Many parents forget about their child’s caregiver or nanny. Whether it be someone who comes into the home or whether the child goes to a daycare type establishment, there are many ways that caregivers can be trained when it comes to the safety of your child. Make sure your child’s caregiver knows CPR. They should also know how to properly restrain themselves using their own safety belts while riding in the car with your child. Also, your child’s caregiver should be trained in first aid. First aid courses are offered in almost most areas of the country and are reasonably priced. If your child’s caregiver will be driving with your child, having them trained in first aid will be very important. You never know when a car accident might happen.
Keep a First Aid Kit in Your Car
Keep a well-stocked first aid kit in your vehicle. You never know when you or your child might need a bandage or some other type of first aid care. Make sure the first aid kit includes extra sunscreen, bug bite ointment, bee sting ointment, burn relief spray, anti-infection ointment, and a cold pack, among other items. If your child is allergic to foods or bee stings, for example, make sure to have an extra EpiPen in the first aid kit. If your child needs an inhaler, put an extra one of those in the kit as well.
Obviously, one the best ways to keep your child safe in the car is to not get into accidents. No matter how safe we drive or no matter how much of a defensive driver we are, there is always the chance of a crash. However, you reduce the risk significantly if you drive safely and defensively. Avoid being distracted while driving. Stay off your phone. Drive slow and do not speed. Keep a good look out of the road in front of you and do not tailgate. If you must help your child with something like a snack or drink, do not try to reach in the back seat while driving. Pull over to the side of the road to take care of the issue.
Driveway and Parking Lot Safety

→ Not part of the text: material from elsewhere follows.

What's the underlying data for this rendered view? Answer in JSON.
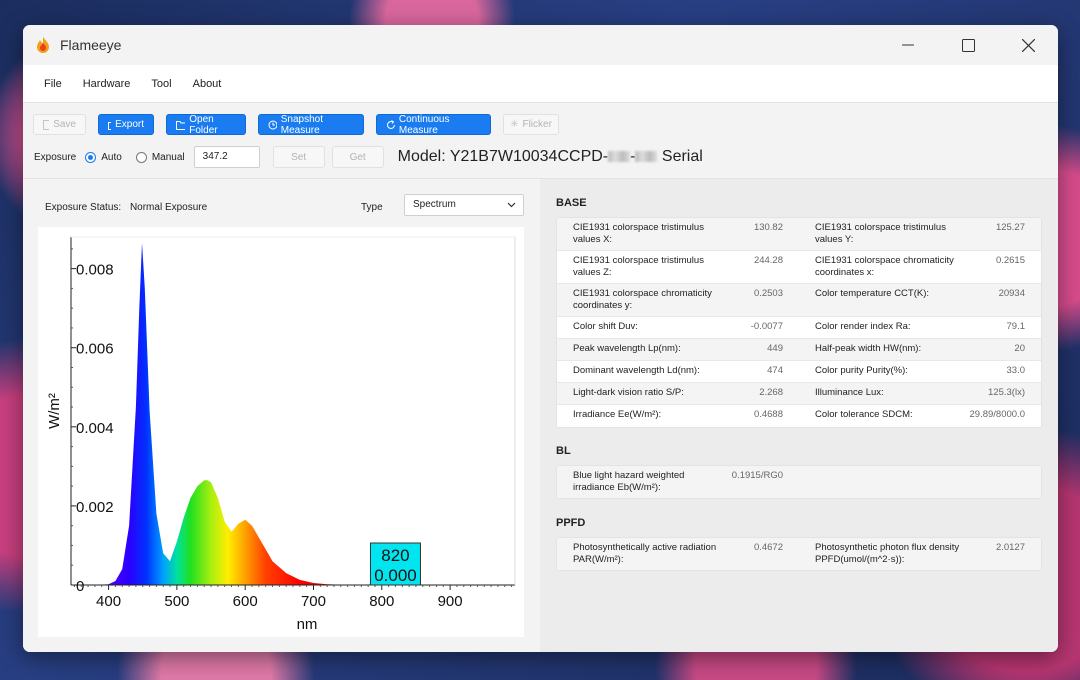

Experts have found that about 50 children each week are backed over by vehicles, either in their own driveways or in a parking lot. Even though vehicles are becoming safer with the use of back-up cameras, this is still a problem. Obviously, the larger the vehicle, the more risk there is because it is more difficult to see small children. Parents need to teach their children that a parked car can still be a dangerous car. Parents also need to inspect the area first before they back out of their driveway. Also, when in busy parking lots, make sure to keep hold of your child’s hand if they are walking, owing to the risk of the child darting away and in front of or behind a moving vehicle.
Media Car Accident Lawyers at Eckell Sparks Help Families after a Car Accident
If you or a family member has been seriously injured because another driver was reckless and did not follow the rules of the road, you probably need help. The Media car accident lawyers at Eckell, Sparks, Levy, Auerbach, Monte, Sloane, Matthews & Auslander, P.C. are available to answer all your questions and fight for your rights to receive fair and full compensation. Call us at 610-565-3701 or contact us online to schedule an appointment. Located in Media and West Chester, Pennsylvania, we serve clients throughout Delaware County, Chester County, and Montgomery County.